Its strong, enduring, even fleet, at times.
But just as the seven-time winner of the Tour de France isn't winning bicycle races these days, neither is Microsoft winning the cutting-edge competitons that count.
Instead, the Redmond, Wash., software giant is doing what traditional companies do, boosting revenue and cutting costs. On that front, it's executing quite well.
Its quarterly earnings report released Thursday after the market's close beat analysts' expectations, both for total sales (a record $16 billion vs. an estimated $15.3 billion) and earnings per share (51 cents vs. a predicted 46 cents). the company successfully launched Office 2010 and has sold 175 million licenses for its Windows 7 operating system. (Apple will have to sell a lot of iPhones 4s to match that.)
But on the frontiers of consumer technology, it's success has been more limited. Its Bing search engine continues to gain market share, but it remains far behind its competitors. Microsoft's online services group lost $696 million for the quarter.
Smartphones? They're all the rage among consumers, but on June 30 Microsoft suddenly abandoned its Kin smartphone that it had launched just weeks earlier. It's Windows smartphone project is still rolling forward, but sales by competitors like Apple and Google are booming. Can Microsoft realistically catch up?

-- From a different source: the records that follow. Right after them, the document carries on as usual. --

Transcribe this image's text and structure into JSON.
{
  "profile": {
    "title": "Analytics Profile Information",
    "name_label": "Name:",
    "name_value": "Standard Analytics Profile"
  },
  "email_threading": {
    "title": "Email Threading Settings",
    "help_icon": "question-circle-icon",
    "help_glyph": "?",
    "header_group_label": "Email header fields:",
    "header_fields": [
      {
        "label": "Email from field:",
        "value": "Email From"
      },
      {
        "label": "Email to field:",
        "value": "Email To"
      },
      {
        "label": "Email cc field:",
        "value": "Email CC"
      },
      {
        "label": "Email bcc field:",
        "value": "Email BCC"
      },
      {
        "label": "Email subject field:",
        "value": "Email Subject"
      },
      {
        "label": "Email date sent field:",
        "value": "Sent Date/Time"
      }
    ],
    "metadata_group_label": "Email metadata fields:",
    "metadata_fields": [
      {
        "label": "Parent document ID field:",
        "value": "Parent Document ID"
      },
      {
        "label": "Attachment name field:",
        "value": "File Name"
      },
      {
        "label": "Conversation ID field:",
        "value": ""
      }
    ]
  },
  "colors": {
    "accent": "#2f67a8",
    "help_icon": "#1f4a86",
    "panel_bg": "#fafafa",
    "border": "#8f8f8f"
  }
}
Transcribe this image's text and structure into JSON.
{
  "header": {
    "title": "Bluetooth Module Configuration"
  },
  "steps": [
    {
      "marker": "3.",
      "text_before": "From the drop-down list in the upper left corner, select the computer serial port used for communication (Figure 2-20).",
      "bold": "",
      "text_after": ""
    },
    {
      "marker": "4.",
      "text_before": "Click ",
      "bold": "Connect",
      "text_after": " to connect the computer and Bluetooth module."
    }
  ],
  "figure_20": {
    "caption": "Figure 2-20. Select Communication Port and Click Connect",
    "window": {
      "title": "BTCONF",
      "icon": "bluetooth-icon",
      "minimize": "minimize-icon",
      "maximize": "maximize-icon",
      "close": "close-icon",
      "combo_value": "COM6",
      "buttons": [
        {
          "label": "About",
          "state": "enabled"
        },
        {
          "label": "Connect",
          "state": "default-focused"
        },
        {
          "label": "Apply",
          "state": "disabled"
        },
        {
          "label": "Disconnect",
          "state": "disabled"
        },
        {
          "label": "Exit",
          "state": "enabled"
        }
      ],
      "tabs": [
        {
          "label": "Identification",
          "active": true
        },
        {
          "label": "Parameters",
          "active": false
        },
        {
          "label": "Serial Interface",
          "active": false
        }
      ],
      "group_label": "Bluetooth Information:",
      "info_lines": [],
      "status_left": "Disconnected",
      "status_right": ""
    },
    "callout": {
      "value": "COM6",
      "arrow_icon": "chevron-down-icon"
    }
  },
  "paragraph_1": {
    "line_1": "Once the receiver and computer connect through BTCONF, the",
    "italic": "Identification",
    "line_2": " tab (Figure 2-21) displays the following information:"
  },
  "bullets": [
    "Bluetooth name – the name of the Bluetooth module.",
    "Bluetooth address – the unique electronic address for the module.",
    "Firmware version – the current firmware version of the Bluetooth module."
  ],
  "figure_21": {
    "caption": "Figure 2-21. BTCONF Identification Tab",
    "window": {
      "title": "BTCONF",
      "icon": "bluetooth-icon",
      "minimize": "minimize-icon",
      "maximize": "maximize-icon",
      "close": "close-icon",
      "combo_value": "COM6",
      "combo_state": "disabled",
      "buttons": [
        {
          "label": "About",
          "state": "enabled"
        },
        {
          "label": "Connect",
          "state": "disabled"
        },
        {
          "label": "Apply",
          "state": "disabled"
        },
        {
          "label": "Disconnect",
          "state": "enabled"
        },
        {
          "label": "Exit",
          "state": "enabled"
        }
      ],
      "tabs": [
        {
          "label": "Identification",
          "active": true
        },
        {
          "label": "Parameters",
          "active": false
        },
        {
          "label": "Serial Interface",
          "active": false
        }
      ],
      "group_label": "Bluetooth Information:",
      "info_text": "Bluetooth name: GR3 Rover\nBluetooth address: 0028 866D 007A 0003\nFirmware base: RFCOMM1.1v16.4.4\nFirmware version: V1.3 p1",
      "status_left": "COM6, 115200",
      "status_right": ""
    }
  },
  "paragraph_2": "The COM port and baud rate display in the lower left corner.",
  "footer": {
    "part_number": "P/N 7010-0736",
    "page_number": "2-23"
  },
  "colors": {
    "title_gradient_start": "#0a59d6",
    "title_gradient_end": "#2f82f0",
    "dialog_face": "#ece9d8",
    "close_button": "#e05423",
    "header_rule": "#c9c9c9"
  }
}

When Apple earlier this year overtook Microsoft in terms of market capitalization, it didn't come as much of a surprise. (With its strong quarter, Microsoft still beat Apple in terms of sales – barely.)
Similarly, the company is moving into cloud computing, where businesses' data and/or applications no longer reside on their own servers. These may one day transform the company into being a cutting-edge contender once again, if cloud computing takes off.
For the moment, though, they're more promise than profit. Before it can turn these projects into big moneymakers, analysts say, Microsoft has several big hills to climb.